    Yesterday, Facebook users decided to take a stand by posting a copyright notice to their status update. The notice referenced an unrelated and misspelled international treatise, stating that Facebook requires written permission to utilize a user’s content. This information is inaccurate, because even though users maintain the copyright to their content, they are still giving permission for Facebook to share and use their content. The bottom line: This supposed loophole turned out to be a hoax.

    I have been a Facebook user for some time now, and I have never been too concerned with figuring out the loopholes to their system -- not because I don’t care about protecting my privacy, but because I accepted that I have to sometimes play by Facebook’s rules to share specific moments of my life with college friends, family, etc. I don’t love the idea, but I am also not yet ready to disconnect from this social networking site. I know, I know – what can I say, I am weak to the cute pictures of puppies and hilarious e-cards. 

    It seems like most users have come to terms with Facebook’s privacy policy, because the number of active users only continues to rise. As evidenced yesterday, users will not give up the fight to protect their privacy -- but they will also not stop “liking” and sharing their content. Maybe each user has his/her own reason for accepting Facebook’s terms and conditions, or perhaps it has just become the norm to be digitally connected, and, without it, people feel isolated from the crowd. This may just mean that Mark Zuckerberg is one step closer to world dominat…I mean his “social mission” – to make the world more open and connected.

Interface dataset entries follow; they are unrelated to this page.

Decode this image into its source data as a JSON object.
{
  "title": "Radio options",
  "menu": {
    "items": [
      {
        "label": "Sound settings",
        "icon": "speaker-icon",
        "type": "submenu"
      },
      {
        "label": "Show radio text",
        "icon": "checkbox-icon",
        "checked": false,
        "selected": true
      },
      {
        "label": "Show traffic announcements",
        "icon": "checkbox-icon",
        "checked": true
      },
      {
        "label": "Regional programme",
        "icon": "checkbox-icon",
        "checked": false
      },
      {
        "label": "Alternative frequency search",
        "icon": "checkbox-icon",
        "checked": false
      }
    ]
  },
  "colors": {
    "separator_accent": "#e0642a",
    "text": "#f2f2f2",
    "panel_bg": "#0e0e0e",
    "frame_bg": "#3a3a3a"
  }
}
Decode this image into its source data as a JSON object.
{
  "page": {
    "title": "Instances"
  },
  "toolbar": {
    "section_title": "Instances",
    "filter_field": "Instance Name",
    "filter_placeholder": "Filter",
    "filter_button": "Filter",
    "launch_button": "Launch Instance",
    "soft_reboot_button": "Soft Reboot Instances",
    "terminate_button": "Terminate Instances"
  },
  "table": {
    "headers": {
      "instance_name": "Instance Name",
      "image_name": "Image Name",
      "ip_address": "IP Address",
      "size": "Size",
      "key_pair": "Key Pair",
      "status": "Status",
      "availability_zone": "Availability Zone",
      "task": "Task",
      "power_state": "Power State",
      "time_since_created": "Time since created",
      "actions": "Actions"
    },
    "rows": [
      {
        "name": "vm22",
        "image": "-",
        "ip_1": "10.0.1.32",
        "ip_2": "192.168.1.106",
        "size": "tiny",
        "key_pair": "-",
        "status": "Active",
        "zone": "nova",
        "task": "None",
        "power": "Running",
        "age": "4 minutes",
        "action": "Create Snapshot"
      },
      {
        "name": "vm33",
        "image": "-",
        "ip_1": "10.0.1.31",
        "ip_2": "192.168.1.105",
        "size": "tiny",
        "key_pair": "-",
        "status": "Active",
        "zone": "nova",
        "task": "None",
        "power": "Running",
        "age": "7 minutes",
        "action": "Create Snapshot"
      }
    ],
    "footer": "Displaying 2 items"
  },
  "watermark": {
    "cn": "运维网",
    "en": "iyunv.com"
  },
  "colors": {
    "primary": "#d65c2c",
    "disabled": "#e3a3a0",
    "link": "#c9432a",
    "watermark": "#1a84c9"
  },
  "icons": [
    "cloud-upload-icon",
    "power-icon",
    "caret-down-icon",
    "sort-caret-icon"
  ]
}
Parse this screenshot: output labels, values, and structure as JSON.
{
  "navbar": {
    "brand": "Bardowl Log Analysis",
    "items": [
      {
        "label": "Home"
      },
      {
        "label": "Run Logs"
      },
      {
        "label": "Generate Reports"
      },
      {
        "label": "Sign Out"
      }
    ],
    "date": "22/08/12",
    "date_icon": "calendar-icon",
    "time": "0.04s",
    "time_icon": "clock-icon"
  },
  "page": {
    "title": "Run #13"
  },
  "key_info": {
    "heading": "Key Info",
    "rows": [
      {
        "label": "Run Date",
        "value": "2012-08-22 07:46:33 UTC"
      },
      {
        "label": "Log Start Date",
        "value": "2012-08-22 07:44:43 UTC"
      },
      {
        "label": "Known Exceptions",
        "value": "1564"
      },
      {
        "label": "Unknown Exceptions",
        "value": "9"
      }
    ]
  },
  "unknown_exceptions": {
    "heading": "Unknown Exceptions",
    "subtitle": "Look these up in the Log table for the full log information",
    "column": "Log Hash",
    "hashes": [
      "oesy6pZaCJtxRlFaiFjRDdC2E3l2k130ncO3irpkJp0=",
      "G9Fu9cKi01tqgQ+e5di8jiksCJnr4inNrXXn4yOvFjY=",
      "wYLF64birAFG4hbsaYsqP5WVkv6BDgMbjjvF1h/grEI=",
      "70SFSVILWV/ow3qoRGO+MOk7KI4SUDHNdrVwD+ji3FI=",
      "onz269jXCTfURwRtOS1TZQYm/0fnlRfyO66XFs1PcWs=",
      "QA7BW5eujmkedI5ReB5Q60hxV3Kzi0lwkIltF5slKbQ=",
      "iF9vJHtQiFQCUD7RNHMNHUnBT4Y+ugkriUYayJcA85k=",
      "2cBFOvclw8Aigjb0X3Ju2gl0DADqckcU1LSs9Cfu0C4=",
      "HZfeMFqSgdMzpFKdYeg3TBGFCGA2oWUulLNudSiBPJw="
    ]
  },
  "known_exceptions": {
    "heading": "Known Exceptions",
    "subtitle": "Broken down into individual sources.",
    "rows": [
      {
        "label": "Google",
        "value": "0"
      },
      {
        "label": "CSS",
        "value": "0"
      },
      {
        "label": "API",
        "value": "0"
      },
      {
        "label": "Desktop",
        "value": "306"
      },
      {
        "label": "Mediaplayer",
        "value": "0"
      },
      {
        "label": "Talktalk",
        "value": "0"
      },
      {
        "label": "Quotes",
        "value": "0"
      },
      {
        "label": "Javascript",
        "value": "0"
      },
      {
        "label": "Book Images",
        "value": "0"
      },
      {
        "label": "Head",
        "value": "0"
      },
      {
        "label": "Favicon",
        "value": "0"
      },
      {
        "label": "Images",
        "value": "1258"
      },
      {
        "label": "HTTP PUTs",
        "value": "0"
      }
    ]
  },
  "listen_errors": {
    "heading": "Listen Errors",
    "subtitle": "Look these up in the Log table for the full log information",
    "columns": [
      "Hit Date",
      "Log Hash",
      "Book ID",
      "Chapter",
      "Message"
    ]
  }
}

    Did you fall victim to the copyright hoax? Is the Facebook privacy issue enough to make you discontinue using Facebook?

    Flickr image via opensourceway